Step 2: Build the local movement and get citizens on board with the idea.

  • Host a screening of such informative documentaries as Bag It, Disruption or Plastic Paradise as a way to get people together to talk about why an expanded polystyrene foam ban might be a good idea. Check our Films page for more titles;
  • PPC’s Public Service Announcement ”Buried in Plastic” (endorsed for use by the Ad Council) and other PPC YouTube channel PSA’s and videos are available to share. Encourage your local network to run our ads as a way to further bolster community support;
  • For more ideas and to learn about community organizing, check out Surfrider’s Rise Above Plastics campaign and ChicoBag’s Advocacy Toolkit.


Step 3: Connect with others working to ban foam. Search the Internet for local activism groups and get their newsletters, join their Facebook pages etc. Better yet, start your own Facebook group page. Engagement via social media is an easy, effective way to get involved.


Step 4: Study successful ordinances.

Currently, all bans in the United States have appeared on a citywide or countywide level. Some of the cities and counties listed below have complete bans on Styrofoam and other polystyrene foam, which includes all places of business and public facilities. Others have enacted partial bans, regarding foam use in public facilities. We recommend reading through some of the model ordinances out there, including:

The website www.surfrider.org/pages/polystyrene-ordinances also documents a host of other legislative efforts and useful links.

View a map and list of cities/counties with polystyrene foam bans across the USA here.
 

Step 5: Write to friends and local businesses you support. It’s amazing how effective a simple letter can be.

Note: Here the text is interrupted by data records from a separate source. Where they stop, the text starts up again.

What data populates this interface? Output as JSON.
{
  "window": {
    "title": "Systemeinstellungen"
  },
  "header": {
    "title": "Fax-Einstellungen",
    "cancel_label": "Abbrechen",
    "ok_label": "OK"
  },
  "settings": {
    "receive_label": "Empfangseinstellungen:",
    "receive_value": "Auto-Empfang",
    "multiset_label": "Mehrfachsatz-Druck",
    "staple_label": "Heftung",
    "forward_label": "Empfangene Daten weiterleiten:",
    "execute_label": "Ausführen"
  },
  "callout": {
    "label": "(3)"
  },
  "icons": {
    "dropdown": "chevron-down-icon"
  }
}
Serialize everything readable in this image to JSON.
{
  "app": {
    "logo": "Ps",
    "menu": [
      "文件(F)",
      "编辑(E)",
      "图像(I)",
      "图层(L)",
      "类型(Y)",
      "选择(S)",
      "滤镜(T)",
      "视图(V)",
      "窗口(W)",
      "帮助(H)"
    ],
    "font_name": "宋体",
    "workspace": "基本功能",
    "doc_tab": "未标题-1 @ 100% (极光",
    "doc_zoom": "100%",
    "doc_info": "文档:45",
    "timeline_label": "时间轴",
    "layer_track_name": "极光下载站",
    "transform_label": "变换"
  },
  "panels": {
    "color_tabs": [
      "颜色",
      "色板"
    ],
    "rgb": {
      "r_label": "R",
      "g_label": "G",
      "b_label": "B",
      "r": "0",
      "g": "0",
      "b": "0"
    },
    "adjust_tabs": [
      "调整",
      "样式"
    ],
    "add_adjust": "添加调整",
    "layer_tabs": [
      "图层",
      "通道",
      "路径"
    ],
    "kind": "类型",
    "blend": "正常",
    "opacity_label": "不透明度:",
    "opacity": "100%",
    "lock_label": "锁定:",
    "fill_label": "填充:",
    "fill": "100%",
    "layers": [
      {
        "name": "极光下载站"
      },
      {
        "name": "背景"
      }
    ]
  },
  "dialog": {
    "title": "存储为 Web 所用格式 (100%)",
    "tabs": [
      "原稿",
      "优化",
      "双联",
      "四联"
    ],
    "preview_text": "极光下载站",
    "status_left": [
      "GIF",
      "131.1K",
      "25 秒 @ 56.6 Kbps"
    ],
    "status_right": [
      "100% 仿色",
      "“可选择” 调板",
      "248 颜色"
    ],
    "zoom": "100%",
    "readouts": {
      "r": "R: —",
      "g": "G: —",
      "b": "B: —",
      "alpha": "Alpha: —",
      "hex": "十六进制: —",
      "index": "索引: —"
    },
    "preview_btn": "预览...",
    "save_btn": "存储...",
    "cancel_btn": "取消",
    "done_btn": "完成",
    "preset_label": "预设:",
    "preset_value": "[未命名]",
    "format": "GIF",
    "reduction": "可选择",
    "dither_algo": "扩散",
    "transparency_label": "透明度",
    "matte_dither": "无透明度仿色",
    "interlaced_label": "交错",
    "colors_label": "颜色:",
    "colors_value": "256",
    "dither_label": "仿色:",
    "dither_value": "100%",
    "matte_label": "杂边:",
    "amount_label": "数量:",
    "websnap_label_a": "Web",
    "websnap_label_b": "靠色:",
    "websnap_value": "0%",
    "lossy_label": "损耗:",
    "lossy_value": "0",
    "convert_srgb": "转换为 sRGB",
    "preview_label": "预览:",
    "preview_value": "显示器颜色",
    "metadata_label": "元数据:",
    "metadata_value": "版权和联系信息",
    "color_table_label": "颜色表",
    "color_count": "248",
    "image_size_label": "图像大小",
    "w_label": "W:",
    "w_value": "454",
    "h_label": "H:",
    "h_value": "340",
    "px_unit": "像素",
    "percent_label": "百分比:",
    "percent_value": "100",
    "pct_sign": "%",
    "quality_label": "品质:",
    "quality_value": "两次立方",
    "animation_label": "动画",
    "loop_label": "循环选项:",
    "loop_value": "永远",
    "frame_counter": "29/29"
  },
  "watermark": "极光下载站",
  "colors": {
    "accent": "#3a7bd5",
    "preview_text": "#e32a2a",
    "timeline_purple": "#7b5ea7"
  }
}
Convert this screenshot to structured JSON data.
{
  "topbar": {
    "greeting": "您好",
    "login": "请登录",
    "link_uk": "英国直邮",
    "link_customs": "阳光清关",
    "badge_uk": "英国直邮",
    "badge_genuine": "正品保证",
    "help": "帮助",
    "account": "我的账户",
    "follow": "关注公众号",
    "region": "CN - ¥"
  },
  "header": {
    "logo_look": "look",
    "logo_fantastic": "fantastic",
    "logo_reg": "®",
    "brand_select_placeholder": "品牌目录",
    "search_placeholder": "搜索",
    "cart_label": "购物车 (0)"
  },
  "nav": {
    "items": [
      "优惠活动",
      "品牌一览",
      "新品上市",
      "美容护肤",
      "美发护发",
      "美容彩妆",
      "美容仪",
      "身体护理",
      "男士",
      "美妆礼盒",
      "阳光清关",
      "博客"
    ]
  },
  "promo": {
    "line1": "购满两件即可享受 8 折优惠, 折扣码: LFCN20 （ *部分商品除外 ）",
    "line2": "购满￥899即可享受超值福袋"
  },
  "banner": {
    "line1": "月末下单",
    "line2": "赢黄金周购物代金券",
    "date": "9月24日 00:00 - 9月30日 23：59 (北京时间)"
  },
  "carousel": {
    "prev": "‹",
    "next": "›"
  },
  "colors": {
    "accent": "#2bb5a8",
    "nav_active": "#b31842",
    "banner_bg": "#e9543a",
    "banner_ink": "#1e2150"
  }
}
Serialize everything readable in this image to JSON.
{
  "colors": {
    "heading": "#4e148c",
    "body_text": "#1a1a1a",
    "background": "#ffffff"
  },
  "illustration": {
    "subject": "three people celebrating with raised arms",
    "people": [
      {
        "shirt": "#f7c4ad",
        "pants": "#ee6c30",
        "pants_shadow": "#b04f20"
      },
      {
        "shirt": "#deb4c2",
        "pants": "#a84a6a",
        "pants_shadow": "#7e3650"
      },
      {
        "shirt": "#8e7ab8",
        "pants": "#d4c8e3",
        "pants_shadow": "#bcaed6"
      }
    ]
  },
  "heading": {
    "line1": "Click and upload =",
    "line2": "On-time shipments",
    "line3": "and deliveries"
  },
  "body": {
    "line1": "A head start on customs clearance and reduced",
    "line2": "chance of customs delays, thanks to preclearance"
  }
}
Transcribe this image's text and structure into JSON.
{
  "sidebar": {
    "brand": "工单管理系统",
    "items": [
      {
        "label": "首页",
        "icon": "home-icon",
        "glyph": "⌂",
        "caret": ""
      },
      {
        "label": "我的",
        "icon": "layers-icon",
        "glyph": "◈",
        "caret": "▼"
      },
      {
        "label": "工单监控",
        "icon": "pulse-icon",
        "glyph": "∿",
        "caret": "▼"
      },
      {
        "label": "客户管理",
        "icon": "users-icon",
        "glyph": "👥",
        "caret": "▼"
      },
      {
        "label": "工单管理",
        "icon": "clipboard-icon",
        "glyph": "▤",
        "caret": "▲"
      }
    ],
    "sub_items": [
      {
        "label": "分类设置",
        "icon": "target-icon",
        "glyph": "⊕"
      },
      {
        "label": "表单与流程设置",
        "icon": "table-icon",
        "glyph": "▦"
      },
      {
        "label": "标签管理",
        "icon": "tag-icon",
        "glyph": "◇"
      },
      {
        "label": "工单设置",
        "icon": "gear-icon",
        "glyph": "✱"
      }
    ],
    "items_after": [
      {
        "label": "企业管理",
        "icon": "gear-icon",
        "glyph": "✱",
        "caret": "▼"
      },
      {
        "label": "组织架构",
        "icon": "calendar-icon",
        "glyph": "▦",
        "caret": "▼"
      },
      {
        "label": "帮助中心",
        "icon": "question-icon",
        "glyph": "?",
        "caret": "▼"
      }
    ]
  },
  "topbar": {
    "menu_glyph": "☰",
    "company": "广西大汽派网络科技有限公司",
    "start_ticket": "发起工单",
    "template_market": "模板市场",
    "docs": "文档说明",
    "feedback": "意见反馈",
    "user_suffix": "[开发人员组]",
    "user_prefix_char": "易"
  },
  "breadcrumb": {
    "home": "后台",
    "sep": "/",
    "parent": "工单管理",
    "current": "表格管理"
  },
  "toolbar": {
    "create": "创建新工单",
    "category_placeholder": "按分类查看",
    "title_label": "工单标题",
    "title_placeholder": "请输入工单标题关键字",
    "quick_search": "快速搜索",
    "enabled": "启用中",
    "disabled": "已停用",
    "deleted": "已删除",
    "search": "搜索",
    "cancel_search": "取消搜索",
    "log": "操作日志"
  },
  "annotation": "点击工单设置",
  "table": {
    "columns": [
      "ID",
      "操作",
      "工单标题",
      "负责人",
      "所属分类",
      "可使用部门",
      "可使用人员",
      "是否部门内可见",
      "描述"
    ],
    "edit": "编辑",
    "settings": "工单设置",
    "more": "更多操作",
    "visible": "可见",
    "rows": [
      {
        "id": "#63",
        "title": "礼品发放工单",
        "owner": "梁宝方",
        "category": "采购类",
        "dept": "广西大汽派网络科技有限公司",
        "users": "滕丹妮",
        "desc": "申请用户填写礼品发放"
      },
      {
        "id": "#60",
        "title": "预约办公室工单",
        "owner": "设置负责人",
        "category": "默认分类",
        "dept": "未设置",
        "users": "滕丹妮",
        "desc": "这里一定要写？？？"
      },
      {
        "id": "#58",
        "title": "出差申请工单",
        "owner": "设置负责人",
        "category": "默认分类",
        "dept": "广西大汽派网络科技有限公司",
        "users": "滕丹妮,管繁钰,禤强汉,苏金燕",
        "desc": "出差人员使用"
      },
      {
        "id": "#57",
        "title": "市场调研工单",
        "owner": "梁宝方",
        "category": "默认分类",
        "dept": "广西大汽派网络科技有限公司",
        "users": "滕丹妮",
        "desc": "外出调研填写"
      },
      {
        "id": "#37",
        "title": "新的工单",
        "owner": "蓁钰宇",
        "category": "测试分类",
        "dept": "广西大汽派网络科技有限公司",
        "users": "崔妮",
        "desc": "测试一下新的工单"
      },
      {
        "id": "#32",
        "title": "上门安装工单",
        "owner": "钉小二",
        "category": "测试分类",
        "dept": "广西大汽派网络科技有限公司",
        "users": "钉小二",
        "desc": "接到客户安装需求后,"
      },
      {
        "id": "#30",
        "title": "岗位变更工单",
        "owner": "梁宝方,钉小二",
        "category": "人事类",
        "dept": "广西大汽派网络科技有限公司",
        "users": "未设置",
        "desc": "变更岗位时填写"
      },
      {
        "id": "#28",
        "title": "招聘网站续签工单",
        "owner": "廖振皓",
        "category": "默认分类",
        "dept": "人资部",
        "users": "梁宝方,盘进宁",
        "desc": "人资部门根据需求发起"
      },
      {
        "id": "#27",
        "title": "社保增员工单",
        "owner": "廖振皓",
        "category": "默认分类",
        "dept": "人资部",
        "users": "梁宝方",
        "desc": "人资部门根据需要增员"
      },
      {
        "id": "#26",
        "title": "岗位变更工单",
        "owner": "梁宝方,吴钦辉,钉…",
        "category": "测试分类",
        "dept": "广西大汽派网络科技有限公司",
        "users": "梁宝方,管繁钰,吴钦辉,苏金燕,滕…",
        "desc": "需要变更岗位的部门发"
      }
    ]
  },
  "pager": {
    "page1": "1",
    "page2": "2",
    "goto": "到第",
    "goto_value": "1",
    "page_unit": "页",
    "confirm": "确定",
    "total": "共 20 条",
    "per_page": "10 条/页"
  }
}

  • Educate friends, local businesses and local civic groups and encourage them to join you in banning polystyrene foam;
  • Sample letters you can use/edit are available:

Restaurant/industry letter of support
Green Chamber of Commerce, CA – letters supporting statewide ban
— NYC press release – quotes and polystyrene facts


Step 6: Contact your local representatives.

  • Write to or call your mayor, city council members, or state representatives to voice your support for an anti-polystyrene ordinance and encourage other like-minded members of your community to do the same;
  • Go to local government meetings (county legislature, city council, town board) and make your voice heard;
  • You can start a free petition to rally support and find contact info for your local representatives on your city government’s website. View sample on-line petition here.

 
Step 7: Keep us posted!
 We will happily promote your efforts and celebrate your successes. Simply comment here or on our Facebook page and we’ll help you get the word out.